A carefully constructed reporting process where friends and family can alert others to concerns without fear of subjecting a loved one to negative outcomes. The Violence Project’s research revealed that multiple interviewees knew a school shooter was planning something but they didn’t want him to be arrested or expelled so they said nothing. The purpose of the reporting system is to intervene with compassion and draw the student back in, not to exclude and alienate. This is help, not punishment. We definitely want people to report violent drawings and writings, social media threats, etc., but we want them to report concerns before things go that far, drawing attention to kids who seem lost, who have no friends, who are being bullied, who seem depressed, who’ve talked about harming themselves. And it’s worth saying that districts need to have very clear and specific protocols for dealing with a child when violent or suicidal ideation is reported so that they can avert a potential tragedy; protocols that consider the immediate safety of students and staff and the emotional fragility of the student in question.
The upshot is, we don’t need fortresses or armed teachers or a team of psychiatrists. We need raised awareness, training in recognizing the signs, and strategies to help all kids feel included and welcomed and seen. We need specific educational experiences that help kids, particularly boys, give voice to their feelings and find healthy ways to cope. We need a school culture that demands we look out for one another and refuses to let anyone fall by the wayside. And we need ways to raise the alarm when someone is teetering on the edge so that many hands can reach out and pull them back before they go over.
This is how we short circuit the evolution of the school shooter.

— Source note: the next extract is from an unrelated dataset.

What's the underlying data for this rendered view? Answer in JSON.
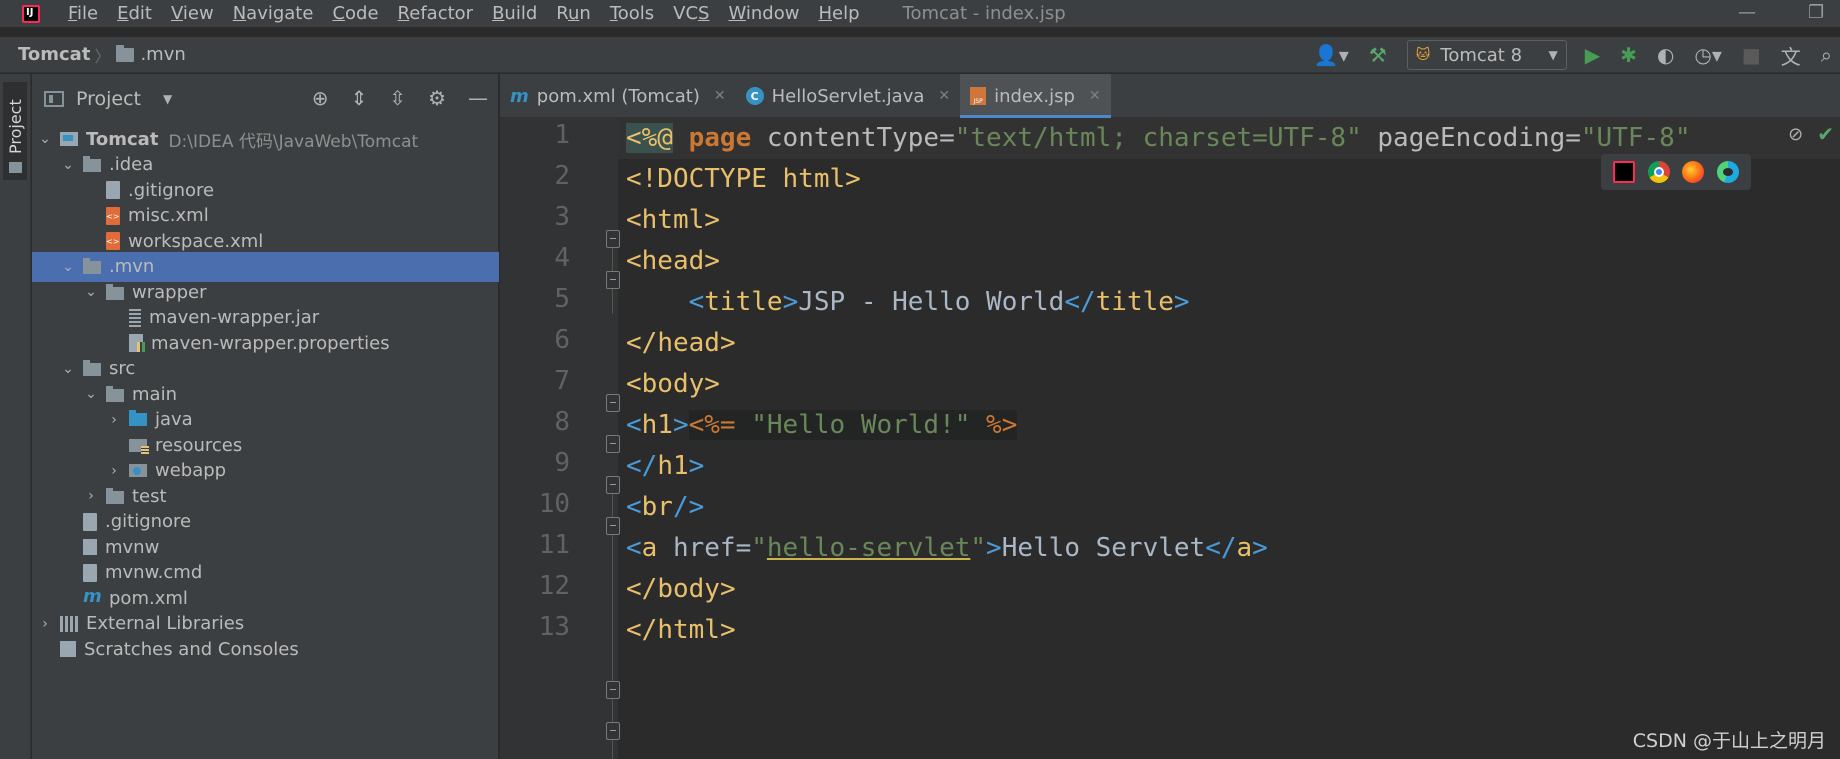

The Violence Project’s website has extensive data collected on mass shooters. They also have a collection of free resources to help identify how everyone can build off ramps for struggling kids before they erupt into violence. There’s also a great TEDX talk from a man who had decided to shoot up his high school but was diverted by the actions of a single person. And here’s an AP piece that details some of the complexities and human costs of gun policies for school campuses — the thorny issue of recognizing when a student isn’t trying to precipitate a mass event but has other issues going on.